Cleveland also recently met with two local pastors in her part of Minneapolis—a black pastor of a church in a predominantly black, urban neighborhood, and a white pastor of a church in a predominantly white, suburban neighborhood. The pastors "had recently failed at their noble attempt to lead their churches in working together on a racial reconciliation project in the black neighborhood," says Cleveland. "The joint venture began well but soon ended quite poorly, leaving behind a trail of distrust, negative emotions, and bruised egos." The focus of her work with the pastors was to explore what happened:
After hearing each pastor's side of the story, it became clear to me that . . . each pastor had very different ideals about what a leader does and does not do, and each pastor projected his ideals onto the other pastor and negatively evaluated him based on criteria that pertained to those ideals. Essentially, each pastor gave the other a failing grade on leadership because they had very different criteria for evaluating leadership.
By working with Cleveland, the pastors uncovered their differing concepts of leadership and how that had led to misunderstanding and failed collaboration.
Cleveland's work awakens us to the language we use, particularly the ways in which we draw boundaries between us and them. "We must take active steps to expand our category of us," Christena says, "so that they are now included in us. We've learned that the mere act of categorizing Christian groups into smaller, homogeneous groups leads us to devalue, misperceive, and distance ourselves from them."

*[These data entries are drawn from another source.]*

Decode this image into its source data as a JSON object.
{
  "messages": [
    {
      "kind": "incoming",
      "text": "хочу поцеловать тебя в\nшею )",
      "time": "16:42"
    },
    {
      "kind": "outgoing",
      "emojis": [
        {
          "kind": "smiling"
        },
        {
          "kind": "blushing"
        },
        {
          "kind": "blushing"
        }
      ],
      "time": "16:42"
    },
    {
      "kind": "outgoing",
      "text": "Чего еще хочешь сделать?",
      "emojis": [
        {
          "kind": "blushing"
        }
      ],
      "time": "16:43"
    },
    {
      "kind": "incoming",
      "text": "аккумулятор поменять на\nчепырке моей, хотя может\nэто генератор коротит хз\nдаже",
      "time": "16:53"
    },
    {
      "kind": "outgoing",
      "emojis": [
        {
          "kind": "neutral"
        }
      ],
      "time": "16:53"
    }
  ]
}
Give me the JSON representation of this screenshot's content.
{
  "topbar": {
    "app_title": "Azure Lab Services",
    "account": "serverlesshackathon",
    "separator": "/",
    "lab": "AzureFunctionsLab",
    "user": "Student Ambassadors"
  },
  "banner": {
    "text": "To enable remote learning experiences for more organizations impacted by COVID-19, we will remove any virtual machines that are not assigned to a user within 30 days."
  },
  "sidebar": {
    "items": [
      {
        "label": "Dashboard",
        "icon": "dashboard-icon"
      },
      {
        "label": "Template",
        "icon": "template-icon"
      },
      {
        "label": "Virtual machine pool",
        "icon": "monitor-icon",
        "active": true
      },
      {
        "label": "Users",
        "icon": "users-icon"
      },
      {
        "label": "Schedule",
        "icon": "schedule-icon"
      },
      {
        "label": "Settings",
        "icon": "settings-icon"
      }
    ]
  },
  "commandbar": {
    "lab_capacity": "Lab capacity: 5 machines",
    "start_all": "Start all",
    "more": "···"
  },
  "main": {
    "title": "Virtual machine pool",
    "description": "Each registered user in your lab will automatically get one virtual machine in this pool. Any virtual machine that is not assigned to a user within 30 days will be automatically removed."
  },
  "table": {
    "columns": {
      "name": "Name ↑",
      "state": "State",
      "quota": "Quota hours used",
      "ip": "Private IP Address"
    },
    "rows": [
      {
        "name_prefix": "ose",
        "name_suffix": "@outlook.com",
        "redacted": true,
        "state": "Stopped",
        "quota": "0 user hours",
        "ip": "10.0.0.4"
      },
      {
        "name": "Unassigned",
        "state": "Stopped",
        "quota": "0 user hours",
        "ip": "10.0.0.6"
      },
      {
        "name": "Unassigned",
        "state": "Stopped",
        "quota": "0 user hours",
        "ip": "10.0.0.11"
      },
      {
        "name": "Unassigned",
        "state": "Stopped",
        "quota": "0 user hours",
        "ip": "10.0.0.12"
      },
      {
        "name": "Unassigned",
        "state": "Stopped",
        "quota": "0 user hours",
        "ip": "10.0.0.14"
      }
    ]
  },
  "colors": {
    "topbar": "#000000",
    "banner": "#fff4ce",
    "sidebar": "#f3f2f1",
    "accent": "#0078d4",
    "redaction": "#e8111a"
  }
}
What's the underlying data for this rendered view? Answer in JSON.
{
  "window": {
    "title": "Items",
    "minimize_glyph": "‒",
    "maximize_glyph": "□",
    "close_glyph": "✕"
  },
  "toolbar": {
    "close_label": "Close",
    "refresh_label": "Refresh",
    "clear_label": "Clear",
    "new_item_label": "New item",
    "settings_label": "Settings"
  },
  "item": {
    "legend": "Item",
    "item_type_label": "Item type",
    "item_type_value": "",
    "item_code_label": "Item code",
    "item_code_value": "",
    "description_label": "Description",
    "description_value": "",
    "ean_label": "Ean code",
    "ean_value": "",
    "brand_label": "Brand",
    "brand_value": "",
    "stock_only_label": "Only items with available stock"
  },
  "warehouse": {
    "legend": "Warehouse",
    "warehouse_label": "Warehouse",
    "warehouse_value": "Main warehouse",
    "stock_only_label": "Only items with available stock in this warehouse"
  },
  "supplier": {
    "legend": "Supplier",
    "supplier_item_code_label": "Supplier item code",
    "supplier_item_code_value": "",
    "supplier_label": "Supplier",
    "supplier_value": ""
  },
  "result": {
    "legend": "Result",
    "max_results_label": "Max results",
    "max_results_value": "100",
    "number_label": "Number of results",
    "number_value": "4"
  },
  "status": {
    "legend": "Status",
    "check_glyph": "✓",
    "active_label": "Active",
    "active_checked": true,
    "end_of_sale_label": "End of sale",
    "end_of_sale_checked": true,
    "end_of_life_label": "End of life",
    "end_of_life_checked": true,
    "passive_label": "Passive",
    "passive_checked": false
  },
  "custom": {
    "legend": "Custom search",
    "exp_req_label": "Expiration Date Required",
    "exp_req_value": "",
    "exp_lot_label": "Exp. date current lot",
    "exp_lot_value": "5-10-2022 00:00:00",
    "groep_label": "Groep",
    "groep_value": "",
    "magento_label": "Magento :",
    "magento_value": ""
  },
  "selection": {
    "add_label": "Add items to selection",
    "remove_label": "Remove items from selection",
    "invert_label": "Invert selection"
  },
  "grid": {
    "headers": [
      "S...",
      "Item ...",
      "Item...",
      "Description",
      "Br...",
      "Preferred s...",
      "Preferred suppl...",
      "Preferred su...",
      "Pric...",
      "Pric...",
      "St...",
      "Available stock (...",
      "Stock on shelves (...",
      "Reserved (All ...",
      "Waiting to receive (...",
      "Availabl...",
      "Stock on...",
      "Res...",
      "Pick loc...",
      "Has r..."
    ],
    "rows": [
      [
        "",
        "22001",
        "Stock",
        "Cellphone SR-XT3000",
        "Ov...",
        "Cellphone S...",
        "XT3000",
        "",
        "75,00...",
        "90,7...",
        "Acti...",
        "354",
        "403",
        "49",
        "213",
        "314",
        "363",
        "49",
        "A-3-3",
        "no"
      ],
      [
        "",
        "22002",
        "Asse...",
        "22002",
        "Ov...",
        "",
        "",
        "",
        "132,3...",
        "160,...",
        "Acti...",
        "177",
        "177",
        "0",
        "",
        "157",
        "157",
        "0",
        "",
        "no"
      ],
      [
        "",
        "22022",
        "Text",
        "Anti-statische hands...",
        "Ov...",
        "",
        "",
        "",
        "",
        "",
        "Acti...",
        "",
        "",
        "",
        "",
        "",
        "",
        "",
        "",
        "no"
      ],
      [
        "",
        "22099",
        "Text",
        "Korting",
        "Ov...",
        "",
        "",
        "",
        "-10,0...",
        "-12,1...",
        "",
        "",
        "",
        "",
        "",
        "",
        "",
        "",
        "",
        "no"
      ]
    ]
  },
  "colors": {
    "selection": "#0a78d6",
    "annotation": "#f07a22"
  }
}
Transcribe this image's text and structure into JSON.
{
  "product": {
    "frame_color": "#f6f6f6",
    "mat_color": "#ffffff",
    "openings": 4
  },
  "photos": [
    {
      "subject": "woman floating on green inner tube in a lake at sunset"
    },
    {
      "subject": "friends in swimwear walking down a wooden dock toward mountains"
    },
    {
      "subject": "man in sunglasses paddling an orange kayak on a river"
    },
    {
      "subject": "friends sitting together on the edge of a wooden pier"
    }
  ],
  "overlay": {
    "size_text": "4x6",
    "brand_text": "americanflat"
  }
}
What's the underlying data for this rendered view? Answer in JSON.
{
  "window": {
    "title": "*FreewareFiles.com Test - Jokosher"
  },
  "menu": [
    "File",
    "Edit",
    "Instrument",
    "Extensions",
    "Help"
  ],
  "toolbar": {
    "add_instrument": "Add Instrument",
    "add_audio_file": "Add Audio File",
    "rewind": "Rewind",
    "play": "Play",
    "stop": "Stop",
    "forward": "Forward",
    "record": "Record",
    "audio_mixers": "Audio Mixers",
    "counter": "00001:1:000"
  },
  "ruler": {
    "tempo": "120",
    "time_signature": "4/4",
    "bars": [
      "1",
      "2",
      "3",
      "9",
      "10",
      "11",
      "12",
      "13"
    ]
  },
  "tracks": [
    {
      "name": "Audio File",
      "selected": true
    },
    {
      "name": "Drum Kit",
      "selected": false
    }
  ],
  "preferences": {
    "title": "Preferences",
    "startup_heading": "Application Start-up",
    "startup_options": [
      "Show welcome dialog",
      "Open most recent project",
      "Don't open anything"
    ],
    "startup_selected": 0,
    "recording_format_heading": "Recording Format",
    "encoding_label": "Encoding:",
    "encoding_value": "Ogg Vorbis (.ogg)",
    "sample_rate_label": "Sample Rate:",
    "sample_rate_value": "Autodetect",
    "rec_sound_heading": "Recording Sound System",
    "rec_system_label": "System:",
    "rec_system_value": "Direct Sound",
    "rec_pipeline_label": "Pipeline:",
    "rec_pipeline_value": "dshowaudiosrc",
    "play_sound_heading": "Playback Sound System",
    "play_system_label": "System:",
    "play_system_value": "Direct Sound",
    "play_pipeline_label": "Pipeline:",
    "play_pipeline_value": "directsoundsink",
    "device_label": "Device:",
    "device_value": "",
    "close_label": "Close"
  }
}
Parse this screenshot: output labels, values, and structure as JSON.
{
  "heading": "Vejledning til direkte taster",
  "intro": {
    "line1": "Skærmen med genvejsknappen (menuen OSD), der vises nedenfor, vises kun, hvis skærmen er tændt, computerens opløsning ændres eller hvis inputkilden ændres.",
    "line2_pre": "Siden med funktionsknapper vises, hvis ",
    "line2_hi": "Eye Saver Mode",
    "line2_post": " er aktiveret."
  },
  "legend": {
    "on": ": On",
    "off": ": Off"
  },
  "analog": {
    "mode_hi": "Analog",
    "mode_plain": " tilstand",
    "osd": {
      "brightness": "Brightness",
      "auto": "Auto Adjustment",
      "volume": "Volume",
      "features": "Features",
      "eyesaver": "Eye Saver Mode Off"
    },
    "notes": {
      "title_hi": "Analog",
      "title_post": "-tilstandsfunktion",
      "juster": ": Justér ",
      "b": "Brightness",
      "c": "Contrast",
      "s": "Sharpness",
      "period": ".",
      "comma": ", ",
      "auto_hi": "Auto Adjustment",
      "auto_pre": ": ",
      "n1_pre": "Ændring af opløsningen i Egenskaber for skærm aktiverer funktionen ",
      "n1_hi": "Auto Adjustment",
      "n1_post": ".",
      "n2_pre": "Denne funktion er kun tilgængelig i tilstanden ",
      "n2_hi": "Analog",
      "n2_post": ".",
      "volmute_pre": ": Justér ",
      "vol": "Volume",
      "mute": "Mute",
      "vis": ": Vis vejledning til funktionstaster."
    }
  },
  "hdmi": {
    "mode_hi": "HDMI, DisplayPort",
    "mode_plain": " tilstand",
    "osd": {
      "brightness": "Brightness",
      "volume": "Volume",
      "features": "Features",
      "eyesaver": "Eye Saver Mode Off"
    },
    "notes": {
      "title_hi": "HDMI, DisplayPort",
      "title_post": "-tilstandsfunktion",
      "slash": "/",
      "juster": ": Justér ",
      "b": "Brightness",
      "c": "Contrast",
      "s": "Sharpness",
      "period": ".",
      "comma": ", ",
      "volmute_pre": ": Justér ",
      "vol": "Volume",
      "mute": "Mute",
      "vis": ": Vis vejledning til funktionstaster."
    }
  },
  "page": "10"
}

Once a divide goes up between groups, says Cleveland, they tend to exaggerate each other's differences—and cause further division in the body of Christ. Churches, says Cleveland, "tend to rely most on our smaller, cultural identities and ignore our larger, common identity as members of the body of Christ. . . . Christianity has been turned into a marketplace in which you can make money off your brand." Pastors and churches are pressured to distinguish themselves from others, as we compete for the loyalty of members and seemingly scarce resources. We need a theology, she maintains, deeply rooted in our essential unity in Christ that acts and speaks accordingly, seeking commonality and emphasizing shared characteristics between groups.
Instead of deepening the chasms between groups, we need sustained conversation. But Cleveland goes one step further, noting that one-time cross-cultural unity events are "not the way to go." Although well-intentioned, she says, such events tend to squeeze minority groups into the majority culture. Rather, healing and witness to unity in Christ comes from the long, messy work of naming issues of power and privilege. What we need are "long-term, ongoing partnerships that are proximal and mutually engaging."
Alongside sustained conversations, we need ministries on which our groups can collaborate. Cleveland recalls how many churches in Fremont ran VBS programs with the exact same curriculum at different times. "It's our empire approach to doing church," she says, that fuels such redundant behavior. Cleveland also maintains that it's better for a church to pick a single church of a differing social group (race, ethnicity, or even political inclination) and to deeply partner with that church rather than to host sporadic events with many churches. Her experience has shown that churches who immerse themselves in this kind of cross-cultural partnerships never regret it. "Yes, it's hard," she says, "but it's so much richer."
The call to follow Jesus, as Dietrich Bonhoeffer reminded us, is a costly one. The way of Christ is undoubtedly difficult as we lose ourselves, but as we follow in it, we find the abundant shared riches of God's kingdom. Cleveland's work rouses us from the patterns of speech and action that we mindlessly fall into within the confines of a homogenous social group. It points us toward healing: the healing of the church, the healing of our neighborhoods, and ultimately the healing of our own fragmented souls. May we have the courage to follow her lead.